On Thursday, a court in Moscow ruled that videos of Pussy Riot's performance at Christ the Savior Cathedral must be removed from websites. The court ruling stated that the group's performance that made international headlines was "extremist" and ruled that access to four videos of the feminist punk band's performances be immediately blocked from the internet.
After a thirty day appeal period, Russian Internet providers must block access to the videos. Any Russian servers that host forbidden content can face criminal prosecution. The Russian office for Google told reporters they would not remove the content until they received a court order. Servers and hosts outside of Russia will not be affected by the court's ruling.
Nadezhda Tolokonnikova, 22, and Marina Alyokhina, 24, are currently serving two-year sentences for "hooliganism" after they were arrested for performing a "punk prayer" (video) on the altar of Moscow's Christ the Savior Cathedral in dissent of Vladimir Putin. A third member, Yekaterina Samutsevich, 30, was released from prison after an appeal.

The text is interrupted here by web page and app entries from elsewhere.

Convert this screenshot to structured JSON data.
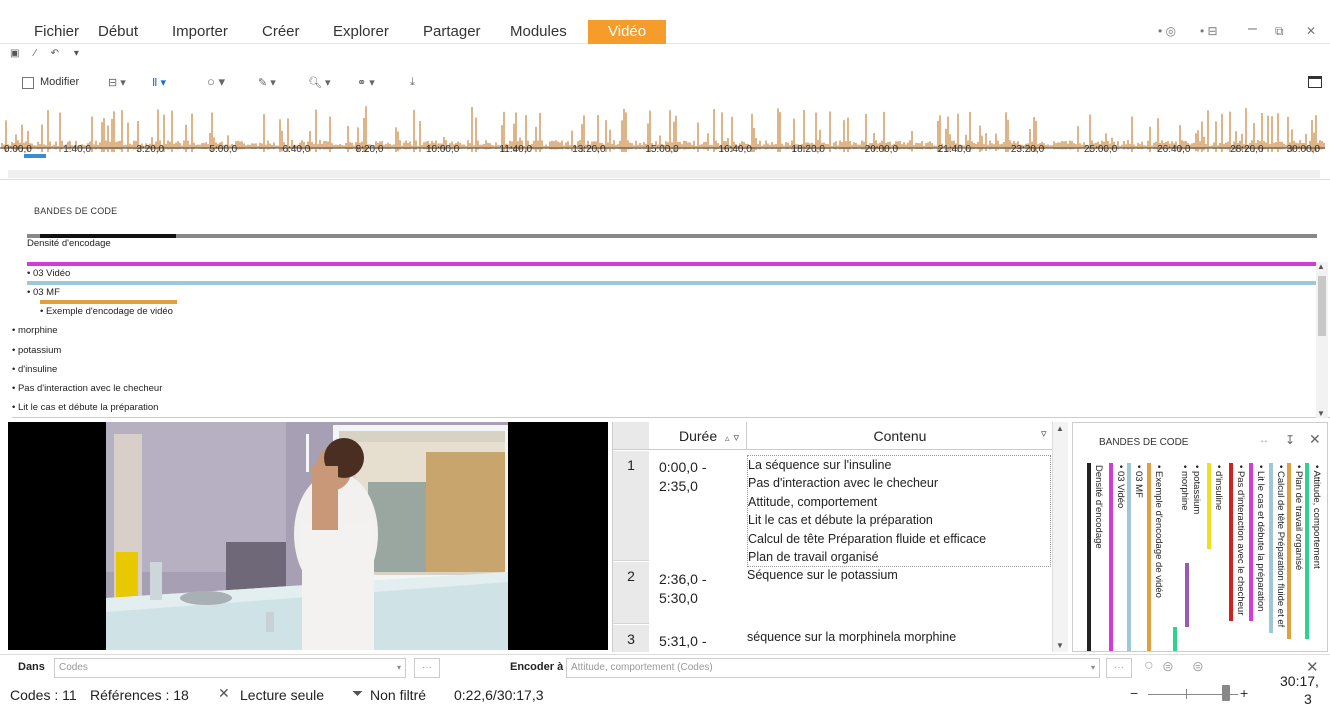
{
  "ribbon": {
    "tabs": [
      "Fichier",
      "Début",
      "Importer",
      "Créer",
      "Explorer",
      "Partager",
      "Modules",
      "Vidéo"
    ],
    "active_tab": "Vidéo",
    "accent": "#f59c2a"
  },
  "toolbar": {
    "modifier_label": "Modifier"
  },
  "timeline": {
    "ticks": [
      "0:00,0",
      "1:40,0",
      "3:20,0",
      "5:00,0",
      "6:40,0",
      "8:20,0",
      "10:00,0",
      "11:40,0",
      "13:20,0",
      "15:00,0",
      "16:40,0",
      "18:20,0",
      "20:00,0",
      "21:40,0",
      "23:20,0",
      "25:00,0",
      "26:40,0",
      "28:20,0",
      "30:00,0"
    ],
    "waveform_color": "#c8823a"
  },
  "stripes": {
    "title": "BANDES DE CODE",
    "rows": [
      {
        "label": "Densité d'encodage",
        "color": "#7a7a7a"
      },
      {
        "label": "• 03 Vidéo",
        "color": "#d63ad6"
      },
      {
        "label": "• 03 MF",
        "color": "#9ec8d6"
      },
      {
        "label": "• Exemple d'encodage de vidéo",
        "color": "#e0a040"
      },
      {
        "label": "• morphine",
        "color": ""
      },
      {
        "label": "• potassium",
        "color": ""
      },
      {
        "label": "• d'insuline",
        "color": ""
      },
      {
        "label": "• Pas d'interaction avec le checheur",
        "color": ""
      },
      {
        "label": "• Lit le cas et débute la préparation",
        "color": ""
      }
    ]
  },
  "table": {
    "col_duration": "Durée",
    "col_content": "Contenu",
    "rows": [
      {
        "num": "1",
        "duration": "0:00,0 -\n2:35,0",
        "content": [
          "La séquence sur l'insuline",
          "Pas d'interaction avec le checheur",
          "Attitude, comportement",
          "Lit le cas et débute la préparation",
          "Calcul de tête Préparation fluide et efficace",
          "Plan de travail organisé"
        ]
      },
      {
        "num": "2",
        "duration": "2:36,0 -\n5:30,0",
        "content": [
          "Séquence sur le potassium"
        ]
      },
      {
        "num": "3",
        "duration": "5:31,0 -",
        "content": [
          "séquence sur la morphinela morphine"
        ]
      }
    ]
  },
  "side_panel": {
    "title": "BANDES DE CODE",
    "labels": [
      {
        "text": "Densité d'encodage",
        "color": "#222222"
      },
      {
        "text": "• 03 Vidéo",
        "color": "#d63ad6"
      },
      {
        "text": "• 03 MF",
        "color": "#9ec8d6"
      },
      {
        "text": "• Exemple d'encodage de vidéo",
        "color": "#e0a040"
      },
      {
        "text": "• morphine",
        "color": "#2ed392"
      },
      {
        "text": "• potassium",
        "color": "#9b59b6"
      },
      {
        "text": "• d'insuline",
        "color": "#f0e020"
      },
      {
        "text": "• Pas d'interaction avec le checheur",
        "color": "#d02020"
      },
      {
        "text": "• Lit le cas et débute la préparation",
        "color": "#d63ad6"
      },
      {
        "text": "• Calcul de tête Préparation fluide et ef",
        "color": "#9ec8d6"
      },
      {
        "text": "• Plan de travail organisé",
        "color": "#e0a040"
      },
      {
        "text": "• Attitude, comportement",
        "color": "#2ed392"
      }
    ]
  },
  "bottom": {
    "dans_label": "Dans",
    "dans_value": "Codes",
    "encoder_label": "Encoder à",
    "encoder_value": "Attitude, comportement (Codes)",
    "ellipsis": "···"
  },
  "status": {
    "codes": "Codes : 11",
    "references": "Références : 18",
    "readonly": "Lecture seule",
    "filter": "Non filtré",
    "position": "0:22,6/30:17,3",
    "time_right": "30:17,",
    "time_right2": "3",
    "zoom_minus": "−",
    "zoom_plus": "+"
  }
}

The members entered the church wearing bright colors and balaclavas, singing "Mother of God, Blessed Virgin, drive out Putin!" The band members said their intent was to challenge the Church's political support for Putin and to show their dissatisfaction with Putin's 12-year political dominance.
Media Resources: BBC News 11/29/12; RIA Novosti 11/29/12; Washington Post 11/29/12; Feminist Newswire 10/10/2012, 8/17/2012, 7/30/12
12/9/2013 Mixed Results for Afghanistan's Anti-Violence Against Women Law - The United Nations Assistance Mission in Afghanistan (UNAMA) and the Office of the UN High Commissioner for Human Rights (OHCHR) released their annual report on violence against women in Afghanistan yesterday, revealing mixed results of the country's Elimination of Violence against Women Law.
"A Way to Go: An Update on Implementation of the Law on the Elimination of Violence against Women in Afghanistan [PDF]," found that there was a 28 percent increase in reports of violence against women from 2012 to 2013 , but only 17 percent of those were prosecuted under EVAW - a small 2 percent increase from last year.
The law, which was issued by the executive decree of President Hamid Karzai in 2009, criminalizes 22 acts of violence against women and specifies punishment for perpetrators. . . .